In the Life trailer, shots of an alien terrorizing a space crew inevitably draw your mind to Ridley Scott’s 1979 horror masterpiece, Alien. But in Life’s desire to reach that level of mastery, it stumbles over its predictable plot and sometimes lackluster dialogue. The film does have its strengths; though it pays homage to its predecessor, Life stands on its own as a truly horrifying story of space exploration gone wrong.
The film follows a group of six astronauts — Commander Ekaterina Golovkina (Olga Dihovichnaya), medical officer David Jordan (Jake Gyllenhaal), biologist Hugh Derry (Ariyon Bakare), systems engineer Sho Murakami (Hiroyuki Sanada), Centers for Disease Control and Prevention (CDC) officer Miranda North (Rebecca Ferguson) and flight engineer Rory Adams (Ryan Reynolds) — who are aboard the International Space Station (ISS), awaiting the return of a Mars lander carrying soil samples. Hugh discovers a cell in the sample, which he immediately revives. The cell, named “Calvin,” multiplies rapidly until it becomes a small creature. At first it’s cute, dancing for the astronauts and moving around gracefully. But a misstep turns Calvin murderous; it crushes Hugh’s hand and escapes its cage, slowly killing off the astronauts one by one, growing bigger and more ferocious with each kill.
The bulk of the film focuses on the astronauts’ attempts to kill the monster they’ve created.
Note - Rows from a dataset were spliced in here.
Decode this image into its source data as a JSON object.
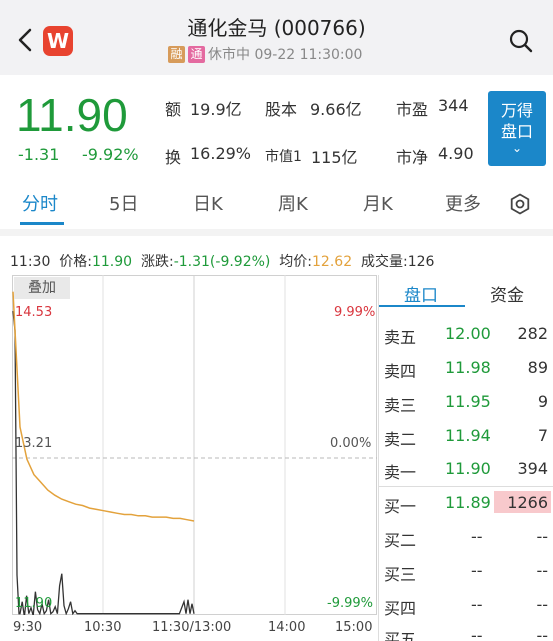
{
  "header": {
    "title": "通化金马 (000766)",
    "logo_text": "W",
    "tag_rong": "融",
    "tag_tong": "通",
    "status": "休市中 09-22 11:30:00",
    "back_icon": "chevron-left-icon",
    "search_icon": "search-icon"
  },
  "quote": {
    "price": "11.90",
    "change": "-1.31",
    "change_pct": "-9.92%",
    "stats": {
      "amount_label": "额",
      "amount": "19.9亿",
      "capital_label": "股本",
      "capital": "9.66亿",
      "pe_label": "市盈",
      "pe": "344",
      "turnover_label": "换",
      "turnover": "16.29%",
      "mktcap_label": "市值1",
      "mktcap": "115亿",
      "pb_label": "市净",
      "pb": "4.90"
    },
    "wande_line1": "万得",
    "wande_line2": "盘口",
    "wande_chevron": "⌄"
  },
  "tabs": {
    "items": [
      "分时",
      "5日",
      "日K",
      "周K",
      "月K",
      "更多"
    ],
    "active": "分时",
    "settings_icon": "settings-icon"
  },
  "info": {
    "time": "11:30",
    "price_label": "价格:",
    "price": "11.90",
    "chg_label": "涨跌:",
    "chg": "-1.31(-9.92%)",
    "avg_label": "均价:",
    "avg": "12.62",
    "vol_label": "成交量:",
    "vol": "126"
  },
  "chart": {
    "overlay_label": "叠加",
    "top_left": "14.53",
    "mid_left": "13.21",
    "bottom_left": "11.90",
    "top_right": "9.99%",
    "mid_right": "0.00%",
    "bottom_right": "-9.99%",
    "time_labels": [
      "9:30",
      "10:30",
      "11:30/13:00",
      "14:00",
      "15:00"
    ]
  },
  "chart_data": {
    "type": "line",
    "ylim": [
      11.89,
      14.53
    ],
    "series": [
      {
        "values": [
          14.4,
          13.35,
          13.1,
          12.98,
          12.92,
          12.86,
          12.82,
          12.79,
          12.77,
          12.75,
          12.74,
          12.72,
          12.71,
          12.7,
          12.69,
          12.68,
          12.67,
          12.67,
          12.66,
          12.66,
          12.65,
          12.65,
          12.65,
          12.64,
          12.64,
          12.63,
          12.62
        ]
      }
    ]
  },
  "orderbook": {
    "tab_active": "盘口",
    "tab_other": "资金",
    "sell": [
      {
        "label": "卖五",
        "price": "12.00",
        "vol": "282"
      },
      {
        "label": "卖四",
        "price": "11.98",
        "vol": "89"
      },
      {
        "label": "卖三",
        "price": "11.95",
        "vol": "9"
      },
      {
        "label": "卖二",
        "price": "11.94",
        "vol": "7"
      },
      {
        "label": "卖一",
        "price": "11.90",
        "vol": "394"
      }
    ],
    "buy": [
      {
        "label": "买一",
        "price": "11.89",
        "vol": "1266"
      },
      {
        "label": "买二",
        "price": "--",
        "vol": "--"
      },
      {
        "label": "买三",
        "price": "--",
        "vol": "--"
      },
      {
        "label": "买四",
        "price": "--",
        "vol": "--"
      },
      {
        "label": "买五",
        "price": "--",
        "vol": "--"
      }
    ]
  },
  "colors": {
    "green": "#1f9a3a",
    "red": "#d9363e",
    "blue": "#1b87c9",
    "avg_line": "#e3a23c"
  }
}
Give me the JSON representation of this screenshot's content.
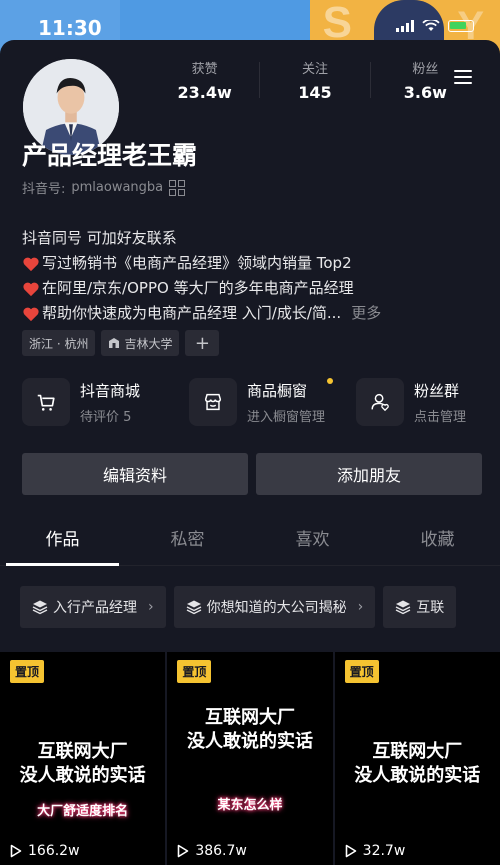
{
  "status": {
    "time": "11:30"
  },
  "profile": {
    "name": "产品经理老王霸",
    "douyin_id_label": "抖音号:",
    "douyin_id": "pmlaowangba",
    "stats": [
      {
        "label": "获赞",
        "value": "23.4w"
      },
      {
        "label": "关注",
        "value": "145"
      },
      {
        "label": "粉丝",
        "value": "3.6w"
      }
    ],
    "bio": [
      "抖音同号 可加好友联系",
      "写过畅销书《电商产品经理》领域内销量 Top2",
      "在阿里/京东/OPPO 等大厂的多年电商产品经理",
      "帮助你快速成为电商产品经理 入门/成长/简..."
    ],
    "bio_more": "更多",
    "tags": {
      "location": "浙江 · 杭州",
      "school": "吉林大学",
      "add": "+"
    }
  },
  "services": [
    {
      "title": "抖音商城",
      "sub": "待评价 5",
      "icon": "cart-icon"
    },
    {
      "title": "商品橱窗",
      "sub": "进入橱窗管理",
      "icon": "shop-window-icon"
    },
    {
      "title": "粉丝群",
      "sub": "点击管理",
      "icon": "fan-group-icon"
    }
  ],
  "actions": {
    "edit": "编辑资料",
    "add_friend": "添加朋友"
  },
  "tabs": [
    "作品",
    "私密",
    "喜欢",
    "收藏"
  ],
  "collections": [
    "入行产品经理",
    "你想知道的大公司揭秘",
    "互联"
  ],
  "videos": [
    {
      "pin": "置顶",
      "title_1": "互联网大厂",
      "title_2": "没人敢说的实话",
      "sub": "大厂舒适度排名",
      "views": "166.2w"
    },
    {
      "pin": "置顶",
      "title_1": "互联网大厂",
      "title_2": "没人敢说的实话",
      "sub": "某东怎么样",
      "views": "386.7w"
    },
    {
      "pin": "置顶",
      "title_1": "互联网大厂",
      "title_2": "没人敢说的实话",
      "sub": "",
      "views": "32.7w"
    }
  ],
  "colors": {
    "background": "#161823",
    "pin": "#f5c331",
    "bio_heart": "#e8453c",
    "cover_blue": "#4f9ae3",
    "cover_yellow": "#f2b343"
  }
}
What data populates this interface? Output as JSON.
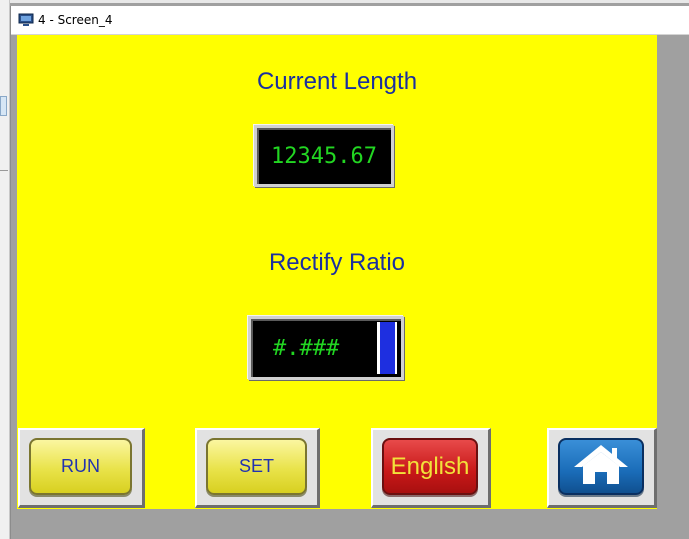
{
  "window": {
    "title": "4 - Screen_4",
    "icon": "monitor-icon"
  },
  "screen": {
    "background": "#ffff00",
    "current_length": {
      "label": "Current Length",
      "value": "12345.67"
    },
    "rectify_ratio": {
      "label": "Rectify Ratio",
      "value": "#.###"
    },
    "buttons": {
      "run": "RUN",
      "set": "SET",
      "language": "English",
      "home_icon": "home-icon"
    }
  },
  "colors": {
    "label_text": "#1a2fa0",
    "display_text": "#22d622",
    "run_set_button": "#e9e34a",
    "english_button": "#c81818",
    "home_button": "#1a6cb8"
  }
}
They try seemingly everything, but Calvin learns at a remarkable pace and outwits and out-survives them each time. The film starts to falter when the astronauts’ looming deaths force them to make rash decisions and the plot becomes predictable. The film opens with some great moments, like Rory’s incessant joking and a poignant remark from Hugh, who is paraplegic, about his sense of personal autonomy in zero-gravity space. But with their deaths looming over their heads, and the potential destruction of life on Earth should Calvin make his way down there, those humanizing moments become few and far between as the film progresses.
The horror of Calvin’s brutality also starts to dissipate as you get used to the destruction it can cause. After the first few deaths, the film becomes a waiting game to see how the next person will die. There is little hope that anything truly unexpected will happen because the astronauts are alone in the ISS, so everything that could happen has to be centered around them and their actions. The dialogue also becomes cheesy, like when Jordan dramatically reads Goodnight Moon aloud. It’s a well-intentioned scene, serving to reflect on human mortality, but seems a better fit for a more drama-driven film than the horror of Life.
There are, however, many things that Life does very well, like its cinematography. The disorientation that comes with fear is shown throughout the film. It can be hard for viewers to determine the camera’s perspective. There are several shots of the astronauts hanging upside down as they go about their tasks, a jarring image, but one that reminds the audience that they are in space where directions can be misleading.
Life also doesn’t shy away from showing emotions. There are beautiful shots that linger on the astronauts’ faces, like ones of the awe when Hugh first reanimates the cell or the sadness and fear when Calvin claims another victim. The camaraderie among the crew is also evident throughout the film; almost all the crew members understand the sacrifices that need to be made to prevent Calvin from getting to Earth. But director Daniel Espinosa’s cinematography also reminds us of the world outside the space station. There are plenty of stunning shots of Earth looming beneath the space station, and of the vastness of space waiting beyond the horizon.
But it’s the final scene of Life that is its biggest strength. Espinosa jerks you out of the lull and onto the edge of your seat. He brings all the mayhem, misdirects and horror to a stunning finale that will stick with you long after you leave the theater.